▶ Entries supplied
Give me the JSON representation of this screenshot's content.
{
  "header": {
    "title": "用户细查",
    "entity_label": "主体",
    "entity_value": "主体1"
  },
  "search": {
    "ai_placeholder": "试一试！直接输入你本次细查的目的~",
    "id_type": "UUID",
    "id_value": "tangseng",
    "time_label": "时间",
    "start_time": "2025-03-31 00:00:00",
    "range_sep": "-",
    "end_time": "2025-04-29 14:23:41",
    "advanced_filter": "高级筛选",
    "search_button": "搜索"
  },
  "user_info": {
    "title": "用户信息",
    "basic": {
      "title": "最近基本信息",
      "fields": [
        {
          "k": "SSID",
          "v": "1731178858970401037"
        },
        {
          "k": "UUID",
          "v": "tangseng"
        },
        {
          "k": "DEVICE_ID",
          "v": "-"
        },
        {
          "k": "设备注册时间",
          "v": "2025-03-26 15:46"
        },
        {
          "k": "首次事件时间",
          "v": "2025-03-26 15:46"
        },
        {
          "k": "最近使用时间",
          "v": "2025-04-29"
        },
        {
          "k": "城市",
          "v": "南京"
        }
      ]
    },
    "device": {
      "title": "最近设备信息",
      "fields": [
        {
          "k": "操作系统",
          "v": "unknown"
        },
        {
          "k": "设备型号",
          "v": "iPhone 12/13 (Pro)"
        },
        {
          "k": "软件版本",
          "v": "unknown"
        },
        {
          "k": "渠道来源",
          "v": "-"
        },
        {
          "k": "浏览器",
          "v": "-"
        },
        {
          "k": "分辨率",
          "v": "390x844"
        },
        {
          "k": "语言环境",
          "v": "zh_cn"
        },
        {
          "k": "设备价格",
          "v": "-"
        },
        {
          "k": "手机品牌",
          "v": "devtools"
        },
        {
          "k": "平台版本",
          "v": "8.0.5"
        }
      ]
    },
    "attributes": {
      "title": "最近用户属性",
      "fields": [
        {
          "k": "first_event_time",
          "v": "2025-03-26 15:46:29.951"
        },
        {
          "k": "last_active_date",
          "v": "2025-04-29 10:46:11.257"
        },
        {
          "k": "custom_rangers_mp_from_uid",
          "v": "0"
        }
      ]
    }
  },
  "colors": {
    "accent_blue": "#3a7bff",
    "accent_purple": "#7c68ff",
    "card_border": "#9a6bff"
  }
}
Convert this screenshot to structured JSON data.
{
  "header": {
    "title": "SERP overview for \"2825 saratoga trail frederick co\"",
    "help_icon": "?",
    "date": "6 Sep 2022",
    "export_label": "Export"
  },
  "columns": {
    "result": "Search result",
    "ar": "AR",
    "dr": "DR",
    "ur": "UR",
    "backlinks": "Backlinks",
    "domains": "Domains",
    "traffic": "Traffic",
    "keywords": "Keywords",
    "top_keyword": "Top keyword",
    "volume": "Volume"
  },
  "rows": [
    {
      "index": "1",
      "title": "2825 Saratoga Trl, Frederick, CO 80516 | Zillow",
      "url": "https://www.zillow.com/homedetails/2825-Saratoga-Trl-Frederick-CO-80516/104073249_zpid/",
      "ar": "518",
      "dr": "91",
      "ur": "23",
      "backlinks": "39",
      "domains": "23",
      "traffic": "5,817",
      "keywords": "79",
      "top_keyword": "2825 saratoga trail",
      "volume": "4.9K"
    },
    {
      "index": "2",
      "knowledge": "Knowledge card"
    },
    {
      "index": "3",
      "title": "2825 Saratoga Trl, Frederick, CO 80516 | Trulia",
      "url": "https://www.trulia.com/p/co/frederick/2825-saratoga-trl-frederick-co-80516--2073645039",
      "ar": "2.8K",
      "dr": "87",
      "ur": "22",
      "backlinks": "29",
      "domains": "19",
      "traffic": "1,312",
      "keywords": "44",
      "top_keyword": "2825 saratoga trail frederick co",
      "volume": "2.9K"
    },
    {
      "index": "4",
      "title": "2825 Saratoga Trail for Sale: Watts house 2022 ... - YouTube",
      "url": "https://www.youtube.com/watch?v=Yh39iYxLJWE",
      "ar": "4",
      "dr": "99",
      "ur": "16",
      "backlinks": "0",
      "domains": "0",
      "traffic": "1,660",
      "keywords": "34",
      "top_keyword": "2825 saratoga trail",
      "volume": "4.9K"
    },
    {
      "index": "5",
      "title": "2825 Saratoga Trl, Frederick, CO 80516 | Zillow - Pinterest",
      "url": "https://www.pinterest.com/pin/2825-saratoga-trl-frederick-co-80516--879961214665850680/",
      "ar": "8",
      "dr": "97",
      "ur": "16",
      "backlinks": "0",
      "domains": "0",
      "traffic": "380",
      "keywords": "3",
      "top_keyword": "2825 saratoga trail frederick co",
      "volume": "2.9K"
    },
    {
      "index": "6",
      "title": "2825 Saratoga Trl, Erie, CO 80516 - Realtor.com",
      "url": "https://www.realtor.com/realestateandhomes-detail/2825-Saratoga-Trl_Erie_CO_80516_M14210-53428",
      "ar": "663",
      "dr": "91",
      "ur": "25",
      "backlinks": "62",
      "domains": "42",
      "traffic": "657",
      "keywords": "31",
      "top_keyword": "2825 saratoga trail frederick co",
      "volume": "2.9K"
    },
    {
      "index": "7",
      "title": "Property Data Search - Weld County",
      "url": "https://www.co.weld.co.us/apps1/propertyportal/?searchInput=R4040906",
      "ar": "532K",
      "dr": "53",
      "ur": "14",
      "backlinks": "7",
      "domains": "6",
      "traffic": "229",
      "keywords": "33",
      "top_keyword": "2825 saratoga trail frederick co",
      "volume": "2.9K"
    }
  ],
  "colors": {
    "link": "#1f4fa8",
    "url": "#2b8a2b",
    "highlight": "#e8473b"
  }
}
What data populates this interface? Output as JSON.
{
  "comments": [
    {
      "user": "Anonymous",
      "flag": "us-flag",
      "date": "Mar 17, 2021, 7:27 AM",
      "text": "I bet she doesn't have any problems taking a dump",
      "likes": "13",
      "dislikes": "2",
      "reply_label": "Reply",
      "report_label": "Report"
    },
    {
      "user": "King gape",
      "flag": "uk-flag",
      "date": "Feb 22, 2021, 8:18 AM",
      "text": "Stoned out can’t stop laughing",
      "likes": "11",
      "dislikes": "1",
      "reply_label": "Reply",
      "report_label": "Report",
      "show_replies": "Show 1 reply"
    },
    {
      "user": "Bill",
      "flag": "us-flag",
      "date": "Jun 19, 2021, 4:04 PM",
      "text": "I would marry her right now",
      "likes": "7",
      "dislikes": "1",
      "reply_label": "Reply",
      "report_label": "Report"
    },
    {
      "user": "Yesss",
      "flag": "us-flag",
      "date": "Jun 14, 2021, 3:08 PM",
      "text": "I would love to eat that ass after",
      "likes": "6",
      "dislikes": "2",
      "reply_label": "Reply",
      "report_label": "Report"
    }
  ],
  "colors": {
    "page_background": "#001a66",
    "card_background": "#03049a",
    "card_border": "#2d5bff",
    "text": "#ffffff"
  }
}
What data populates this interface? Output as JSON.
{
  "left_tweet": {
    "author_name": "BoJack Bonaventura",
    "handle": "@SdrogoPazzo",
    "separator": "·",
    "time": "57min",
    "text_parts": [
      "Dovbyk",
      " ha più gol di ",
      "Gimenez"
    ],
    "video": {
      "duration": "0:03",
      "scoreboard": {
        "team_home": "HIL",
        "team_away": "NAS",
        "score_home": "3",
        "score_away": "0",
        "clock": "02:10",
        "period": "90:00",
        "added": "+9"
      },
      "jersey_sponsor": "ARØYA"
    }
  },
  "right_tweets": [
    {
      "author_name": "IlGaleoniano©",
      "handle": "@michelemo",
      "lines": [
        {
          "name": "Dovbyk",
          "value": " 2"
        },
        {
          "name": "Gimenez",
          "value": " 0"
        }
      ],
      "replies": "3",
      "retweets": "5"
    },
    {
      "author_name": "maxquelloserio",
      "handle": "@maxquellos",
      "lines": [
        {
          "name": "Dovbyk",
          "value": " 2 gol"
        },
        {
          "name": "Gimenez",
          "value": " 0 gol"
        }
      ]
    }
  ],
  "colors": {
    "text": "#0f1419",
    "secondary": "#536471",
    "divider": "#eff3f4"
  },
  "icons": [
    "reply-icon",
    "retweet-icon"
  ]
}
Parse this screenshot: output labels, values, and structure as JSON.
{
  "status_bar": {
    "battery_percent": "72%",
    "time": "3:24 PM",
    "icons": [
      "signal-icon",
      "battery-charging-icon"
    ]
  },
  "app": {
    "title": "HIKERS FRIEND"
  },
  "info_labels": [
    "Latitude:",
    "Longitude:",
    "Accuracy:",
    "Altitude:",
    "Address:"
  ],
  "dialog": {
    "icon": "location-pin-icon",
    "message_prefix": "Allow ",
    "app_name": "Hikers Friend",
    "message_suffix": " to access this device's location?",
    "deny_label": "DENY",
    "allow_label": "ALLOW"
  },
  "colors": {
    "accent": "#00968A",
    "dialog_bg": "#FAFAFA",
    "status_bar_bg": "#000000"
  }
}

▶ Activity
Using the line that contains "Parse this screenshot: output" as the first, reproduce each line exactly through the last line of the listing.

▶ Response
Parse this screenshot: output labels, values, and structure as JSON.
{
  "status_bar": {
    "battery_percent": "72%",
    "time": "3:24 PM",
    "icons": [
      "signal-icon",
      "battery-charging-icon"
    ]
  },
  "app": {
    "title": "HIKERS FRIEND"
  },
  "info_labels": [
    "Latitude:",
    "Longitude:",
    "Accuracy:",
    "Altitude:",
    "Address:"
  ],
  "dialog": {
    "icon": "location-pin-icon",
    "message_prefix": "Allow ",
    "app_name": "Hikers Friend",
    "message_suffix": " to access this device's location?",
    "deny_label": "DENY",
    "allow_label": "ALLOW"
  },
  "colors": {
    "accent": "#00968A",
    "dialog_bg": "#FAFAFA",
    "status_bar_bg": "#000000"
  }
}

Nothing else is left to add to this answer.